Fletcher prized solitude and, as such, loathed guidebooks, but all his work helped the uninitiated to know the simple joys and lasting rewards of walking away from civilization to camp under the stars. Sounding like a latter-day Muir, he wrote in The Complete Walker that, "Under most conditions, the best roof for your bedroom is the sky. This commonsense arrangement saves weight, time, energy, and money."
Sadly, his days in the outdoors were few toward the end. As this eulogy in Backpacker explains, Fletcher never fully recovered from injuries he sustained in 2001, when he was struck by an SUV near his home in Monterey, California. A year later, he told an editor from that magazine:

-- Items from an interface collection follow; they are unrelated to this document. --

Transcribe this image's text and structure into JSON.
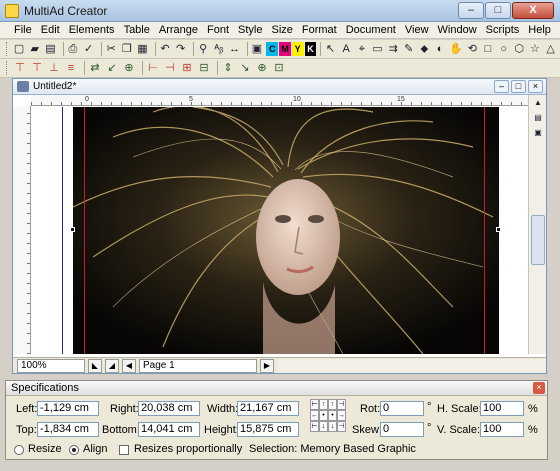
{
  "window": {
    "title": "MultiAd Creator",
    "minimize_label": "–",
    "maximize_label": "□",
    "close_label": "X"
  },
  "menu": [
    "File",
    "Edit",
    "Elements",
    "Table",
    "Arrange",
    "Font",
    "Style",
    "Size",
    "Format",
    "Document",
    "View",
    "Window",
    "Scripts",
    "Help"
  ],
  "toolbar1": {
    "icons": [
      "new-icon",
      "open-icon",
      "save-icon",
      "print-icon",
      "spell-icon",
      "cut-icon",
      "copy-icon",
      "paste-icon",
      "undo-icon",
      "redo-icon",
      "binoculars-icon",
      "replace-icon",
      "spacing-icon",
      "color-picker-icon"
    ],
    "glyphs": [
      "▢",
      "▰",
      "▤",
      "⎙",
      "✓",
      "✂",
      "❐",
      "▦",
      "↶",
      "↷",
      "⚲",
      "ᴬᵦ",
      "↔",
      "▣"
    ],
    "colors": [
      {
        "label": "C",
        "bg": "#00b7eb"
      },
      {
        "label": "M",
        "bg": "#e4007c"
      },
      {
        "label": "Y",
        "bg": "#ffef00"
      },
      {
        "label": "K",
        "bg": "#000000"
      }
    ],
    "tools": [
      "↖",
      "A",
      "⌖",
      "▭",
      "⇉",
      "✎",
      "⬥",
      "◐",
      "✋",
      "⟲",
      "□",
      "○",
      "⬡",
      "☆",
      "△"
    ],
    "tool_icons": [
      "pointer-tool-icon",
      "text-tool-icon",
      "rotate-tool-icon",
      "frame-tool-icon",
      "link-tool-icon",
      "pen-tool-icon",
      "bezier-tool-icon",
      "shade-tool-icon",
      "hand-tool-icon",
      "zoom-tool-icon",
      "rectangle-tool-icon",
      "ellipse-tool-icon",
      "polygon-tool-icon",
      "star-tool-icon",
      "triangle-tool-icon"
    ]
  },
  "toolbar2": {
    "glyphs": [
      "⊤",
      "⊤",
      "⊥",
      "≡",
      "⇄",
      "↙",
      "⊕",
      "⊢",
      "⊣",
      "⊞",
      "⊟",
      "⇕",
      "↘",
      "⊕",
      "⊡"
    ],
    "icons": [
      "align-top-icon",
      "align-center-icon",
      "align-bottom-icon",
      "distribute-icon",
      "swap-icon",
      "move-icon",
      "group-icon",
      "align-left-icon",
      "align-right-icon",
      "grid-icon",
      "ungroup-icon",
      "flip-icon",
      "move-down-icon",
      "lock-icon",
      "unlock-icon"
    ]
  },
  "document": {
    "title": "Untitled2*",
    "ruler_ticks": [
      "0",
      "5",
      "10",
      "15"
    ],
    "zoom": "100%",
    "page": "Page 1"
  },
  "spec": {
    "title": "Specifications",
    "left_label": "Left:",
    "left_value": "-1,129 cm",
    "top_label": "Top:",
    "top_value": "-1,834 cm",
    "right_label": "Right:",
    "right_value": "20,038 cm",
    "bottom_label": "Bottom:",
    "bottom_value": "14,041 cm",
    "width_label": "Width:",
    "width_value": "21,167 cm",
    "height_label": "Height:",
    "height_value": "15,875 cm",
    "rot_label": "Rot:",
    "rot_value": "0",
    "skew_label": "Skew:",
    "skew_value": "0",
    "degree": "°",
    "hscale_label": "H. Scale:",
    "hscale_value": "100",
    "vscale_label": "V. Scale:",
    "vscale_value": "100",
    "percent": "%",
    "resize_label": "Resize",
    "align_label": "Align",
    "resizes_prop_label": "Resizes proportionally",
    "selection_label": "Selection: Memory Based Graphic"
  }
}
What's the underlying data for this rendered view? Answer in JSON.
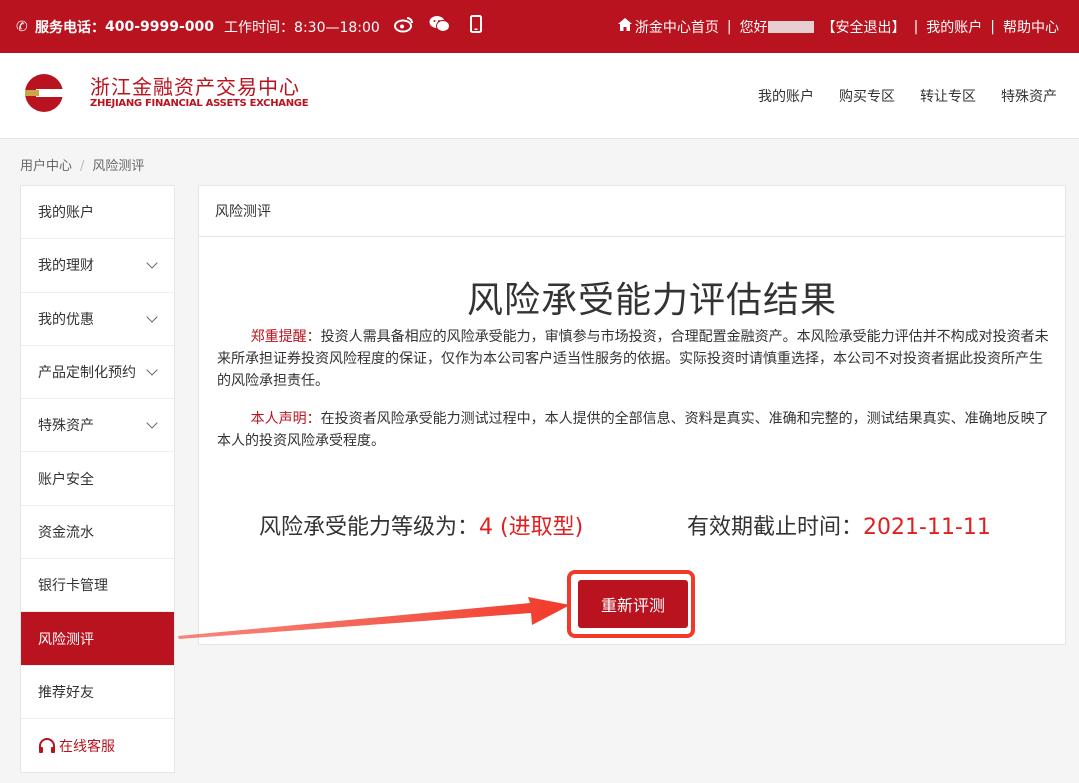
{
  "topbar": {
    "phone_label": "服务电话：",
    "phone_number": "400-9999-000",
    "worktime": "工作时间：8:30—18:00",
    "home_link": "浙金中心首页",
    "greeting": "您好",
    "logout": "【安全退出】",
    "my_account": "我的账户",
    "help": "帮助中心",
    "sep": "|"
  },
  "header": {
    "brand_cn": "浙江金融资产交易中心",
    "brand_en": "ZHEJIANG FINANCIAL ASSETS EXCHANGE",
    "nav": [
      "我的账户",
      "购买专区",
      "转让专区",
      "特殊资产"
    ]
  },
  "breadcrumb": {
    "root": "用户中心",
    "sep": "/",
    "current": "风险测评"
  },
  "sidebar": {
    "items": [
      {
        "label": "我的账户"
      },
      {
        "label": "我的理财"
      },
      {
        "label": "我的优惠"
      },
      {
        "label": "产品定制化预约"
      },
      {
        "label": "特殊资产"
      },
      {
        "label": "账户安全"
      },
      {
        "label": "资金流水"
      },
      {
        "label": "银行卡管理"
      },
      {
        "label": "风险测评"
      },
      {
        "label": "推荐好友"
      },
      {
        "label": "在线客服"
      }
    ]
  },
  "panel": {
    "header": "风险测评",
    "title": "风险承受能力评估结果",
    "notice1_label": "郑重提醒：",
    "notice1_text": "投资人需具备相应的风险承受能力，审慎参与市场投资，合理配置金融资产。本风险承受能力评估并不构成对投资者未来所承担证券投资风险程度的保证，仅作为本公司客户适当性服务的依据。实际投资时请慎重选择，本公司不对投资者据此投资所产生的风险承担责任。",
    "notice2_label": "本人声明：",
    "notice2_text": "在投资者风险承受能力测试过程中，本人提供的全部信息、资料是真实、准确和完整的，测试结果真实、准确地反映了本人的投资风险承受程度。",
    "level_label": "风险承受能力等级为：",
    "level_value": "4 (进取型)",
    "valid_label": "有效期截止时间：",
    "valid_value": "2021-11-11",
    "retest_button": "重新评测"
  },
  "colors": {
    "brand": "#b9131f",
    "highlight": "#e02020",
    "annotation": "#f23a2a"
  }
}
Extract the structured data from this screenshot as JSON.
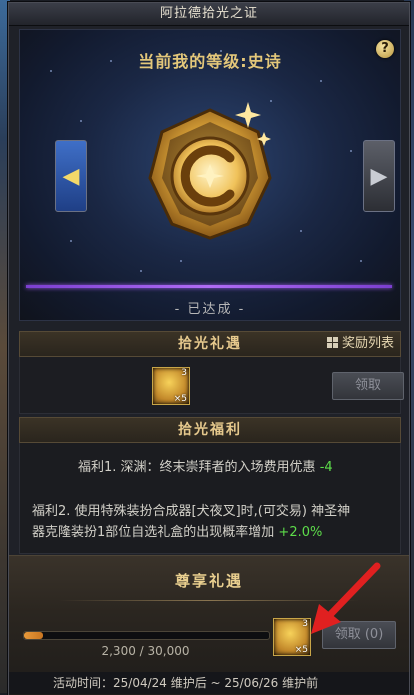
{
  "window": {
    "title": "阿拉德拾光之证"
  },
  "level": {
    "prefix": "当前我的等级:",
    "value": "史诗",
    "status": "- 已达成 -"
  },
  "help": {
    "label": "?"
  },
  "nav": {
    "prev_icon": "chevron-left-icon",
    "next_icon": "chevron-right-icon"
  },
  "gift": {
    "header": "拾光礼遇",
    "reward_list": "奖励列表",
    "item": {
      "count": "×5",
      "tier": "3"
    },
    "claim_label": "领取"
  },
  "welfare": {
    "header": "拾光福利",
    "lines": [
      {
        "text": "福利1. 深渊：终末崇拜者的入场费用优惠",
        "bonus": "-4"
      },
      {
        "text_a": "福利2. 使用特殊装扮合成器[犬夜叉]时,(可交易) 神圣神",
        "text_b": "器克隆装扮1部位自选礼盒的出现概率增加",
        "bonus": "+2.0%"
      }
    ]
  },
  "exclusive": {
    "title": "尊享礼遇",
    "progress": {
      "current": 2300,
      "max": 30000,
      "fraction": 0.0767,
      "label": "2,300 / 30,000"
    },
    "item": {
      "count": "×5",
      "tier": "3"
    },
    "claim_label": "领取 (0)"
  },
  "activity": {
    "text": "活动时间：25/04/24 维护后 ~ 25/06/26 维护前"
  },
  "colors": {
    "accent_gold": "#e3c77a",
    "purple_bar": "#b06cf5",
    "bonus_green": "#5ddc4a",
    "annotation_red": "#e02020"
  }
}
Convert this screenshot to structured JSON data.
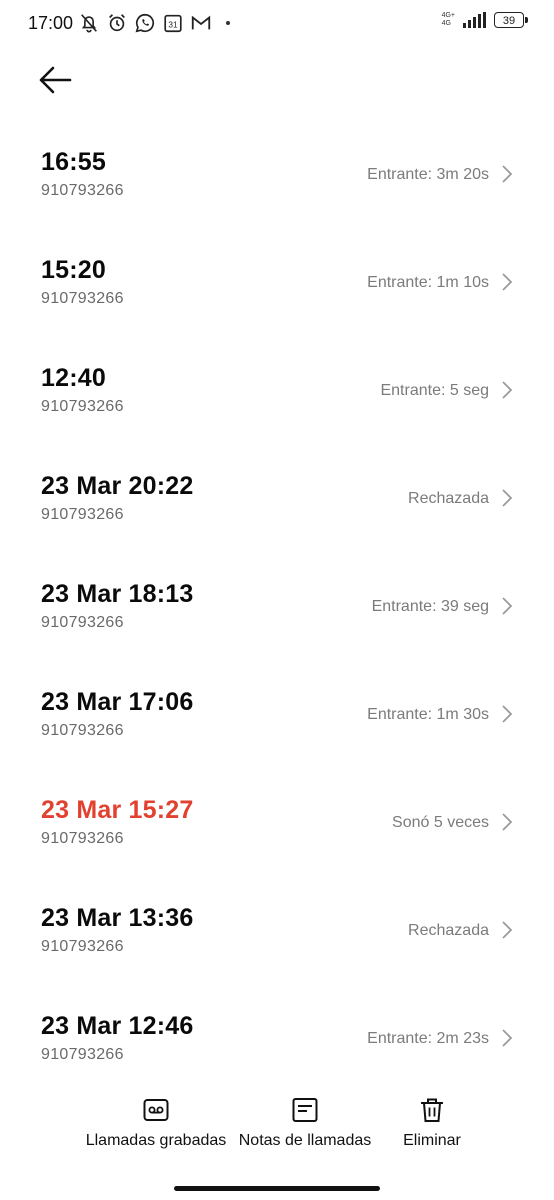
{
  "status_bar": {
    "time": "17:00",
    "battery": "39",
    "network_top": "4G+",
    "network_bottom": "4G",
    "icons": [
      "muted-notification-icon",
      "alarm-icon",
      "whatsapp-icon",
      "calendar-icon",
      "gmail-icon",
      "dot-icon"
    ]
  },
  "calendar_day": "31",
  "calls": [
    {
      "time": "16:55",
      "number": "910793266",
      "status": "Entrante: 3m 20s",
      "missed": false
    },
    {
      "time": "15:20",
      "number": "910793266",
      "status": "Entrante: 1m 10s",
      "missed": false
    },
    {
      "time": "12:40",
      "number": "910793266",
      "status": "Entrante: 5 seg",
      "missed": false
    },
    {
      "time": "23 Mar 20:22",
      "number": "910793266",
      "status": "Rechazada",
      "missed": false
    },
    {
      "time": "23 Mar 18:13",
      "number": "910793266",
      "status": "Entrante: 39 seg",
      "missed": false
    },
    {
      "time": "23 Mar 17:06",
      "number": "910793266",
      "status": "Entrante: 1m 30s",
      "missed": false
    },
    {
      "time": "23 Mar 15:27",
      "number": "910793266",
      "status": "Sonó 5 veces",
      "missed": true
    },
    {
      "time": "23 Mar 13:36",
      "number": "910793266",
      "status": "Rechazada",
      "missed": false
    },
    {
      "time": "23 Mar 12:46",
      "number": "910793266",
      "status": "Entrante: 2m 23s",
      "missed": false
    }
  ],
  "actions": {
    "recorded": "Llamadas grabadas",
    "notes": "Notas de llamadas",
    "delete": "Eliminar"
  },
  "colors": {
    "missed": "#e2412f",
    "secondary_text": "#7b7b7b"
  }
}
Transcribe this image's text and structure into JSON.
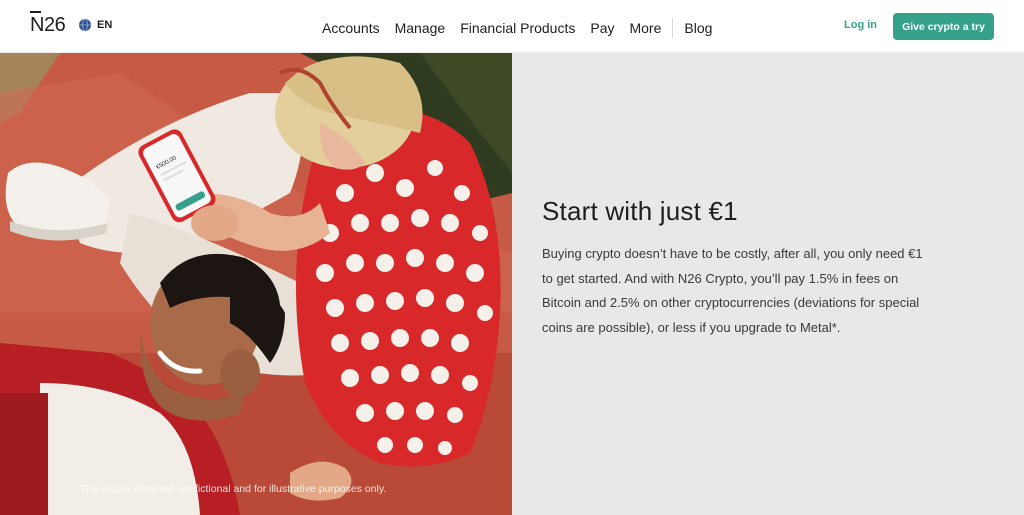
{
  "header": {
    "logo": "N26",
    "language": "EN",
    "nav": [
      "Accounts",
      "Manage",
      "Financial Products",
      "Pay",
      "More"
    ],
    "blog": "Blog",
    "login": "Log in",
    "cta": "Give crypto a try"
  },
  "hero": {
    "disclaimer": "The values depicted are fictional and for illustrative purposes only.",
    "phone_amount": "€500.00"
  },
  "content": {
    "headline": "Start with just €1",
    "body": "Buying crypto doesn’t have to be costly, after all, you only need €1 to get started. And with N26 Crypto, you’ll pay 1.5% in fees on Bitcoin and 2.5% on other cryptocurrencies (deviations for special coins are possible), or less if you upgrade to Metal*."
  },
  "colors": {
    "accent": "#36a18b",
    "panel_bg": "#e8e8e8",
    "text": "#1e1e1e"
  },
  "icons": {
    "language": "globe-icon"
  }
}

Before the accident, I was ready to do magnificent trips at 80. We all fail at some point. That's why it's better to let it happen sometimes -- to give up. I haven't given up yet, and I don't think I will, but I can see the advantages of it.Colin Fletcher died on June 12. He was 85.